The Master Speechwriter: Secrets to compose, adjust, and add humor to your big speech
Write strategically, fight strategically: How to devise, draft, and defend messages that matter
As speechwriters, we spend a lot of time'and ink'helping our companies (or clients) find the right words to tell their stories. But the reality is that writing is only part of the job. The best speechwriters are also shrewd strategists, meticulous event planners, skilled managers, and masters of the organizational challenges that stand between first draft and final delivery.
- Identify strategic objectives—and clarify successful outcomes before ever setting pen to paper
- Write smarter, not harder—asking productive questions and imbuing your prose with purpose
- Be tactical—in your management of both people and process, defending the draft and ensuring that your speech survives the vetting process
- Deliver—the message your audience needs to hear, the results your organization expects, and the response your speaker deserves
Humor demystified: How (and why) to make every speech funnier
From toasts, to keynotes, to everything between, a little humor goes a long way. It can connect the speaker to the audience, deflect a controversy, emphasize a point, or add a little levity to a speech that sorely needs it. Of course, comedy can intimidate—but if you understand the unique, important role humor plays in a speech, as well as the fundamentals of joke-writing, even the most serious speakers (and speechwriters) can expertly wield killer one-liners.
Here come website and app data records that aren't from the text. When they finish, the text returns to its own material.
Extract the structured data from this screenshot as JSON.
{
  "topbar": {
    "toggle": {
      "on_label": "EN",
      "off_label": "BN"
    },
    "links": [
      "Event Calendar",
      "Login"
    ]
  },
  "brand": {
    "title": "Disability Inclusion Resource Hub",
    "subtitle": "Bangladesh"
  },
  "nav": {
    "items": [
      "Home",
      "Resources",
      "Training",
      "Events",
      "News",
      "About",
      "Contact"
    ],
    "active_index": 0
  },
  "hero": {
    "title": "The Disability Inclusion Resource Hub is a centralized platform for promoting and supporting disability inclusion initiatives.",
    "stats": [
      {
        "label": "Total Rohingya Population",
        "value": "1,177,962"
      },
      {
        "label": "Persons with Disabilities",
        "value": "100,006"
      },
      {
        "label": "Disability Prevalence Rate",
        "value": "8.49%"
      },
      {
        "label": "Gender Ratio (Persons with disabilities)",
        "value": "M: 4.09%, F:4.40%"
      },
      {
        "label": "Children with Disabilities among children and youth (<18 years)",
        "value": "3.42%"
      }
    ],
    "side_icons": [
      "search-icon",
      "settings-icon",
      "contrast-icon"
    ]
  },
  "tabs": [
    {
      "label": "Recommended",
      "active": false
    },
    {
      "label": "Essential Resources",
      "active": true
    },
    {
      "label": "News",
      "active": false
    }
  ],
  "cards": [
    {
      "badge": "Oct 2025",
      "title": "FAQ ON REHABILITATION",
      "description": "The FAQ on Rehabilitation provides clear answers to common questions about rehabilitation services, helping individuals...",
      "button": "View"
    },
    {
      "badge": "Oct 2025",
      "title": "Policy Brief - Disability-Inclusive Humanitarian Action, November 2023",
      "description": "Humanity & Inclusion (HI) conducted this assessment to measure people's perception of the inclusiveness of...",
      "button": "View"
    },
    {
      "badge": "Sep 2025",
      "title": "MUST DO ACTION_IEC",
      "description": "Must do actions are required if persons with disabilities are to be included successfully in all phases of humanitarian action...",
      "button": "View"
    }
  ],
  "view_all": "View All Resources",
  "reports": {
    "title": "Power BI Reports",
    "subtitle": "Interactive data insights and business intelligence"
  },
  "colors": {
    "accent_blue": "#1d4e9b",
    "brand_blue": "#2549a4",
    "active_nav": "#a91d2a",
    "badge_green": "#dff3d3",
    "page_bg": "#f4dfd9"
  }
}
- Identify the benefits of adding humor to traditional speeches
- Highlight examples from business and politics to strategically deploy humor in your writing
- Draw on current events for topical source material so your humor is relevant and timely
- Employ joke constructions that fit any presentation
- Use the philosophy of improvisation to quickly write jokes for any occasion
Know your audience: How Disney adjusts speeches to meet audiences where they are
Put yourself in the shoes of those who must sit through your speeches. Are they employees or investors? Do they want something from you, or do you want them to do something? In this session, you'll learn what it means to thoroughly evaluate an audience before you start writing so your speeches are written for the people who are listening. Jay Shannon, executive communications manager for Disneyland Resort, will talk about the nuances of audience expectations and how minor adjustments can make major differences in what you communicate.
- What questions to ask about your audience before you write one word, so you write to communicate with them instead of talking at them
- What you can and can't control about your audience, so you give your speaker the greatest opportunity for success
- Strategies to tailor your message for new audiences so you don't reinvent the wheel
- Day-of speech tips for helping the speaker connect with the audience
- How to give the audience something they didn't know they needed so your speeches are memorable
BONUS: 2:45-3:30 PM
Notes from backstage: Lessons from a TED-Talk and Moth-Mainstage- performance speaker
The craft of storytelling has been re-energized with the popularity of programs such as TED Talks and The Moth. TED and Moth speaking opportunities are highly sought after as they build momentum and change minds all over the world. In this session, speechwriter-turned-speaker Sarah Gray, who has delivered both a TED.com Talk of the Day and a Moth Mainstage Performance, chats with Rob Friedman about the lessons she learned and that you can learn from, too.
- The differences between giving a TED Talk and telling a Moth story, and when each style could advance your message
- What happened in the months, weeks, days and minutes leading up to each performance, and how Sarah's preparation could help any speaker
- How TED's staging and speaker prep differ from The Moth's prep, and why that changes how the audience hears your story
- Tips for preparing your speaker for success
- Tips for selecting the right speaker and the right story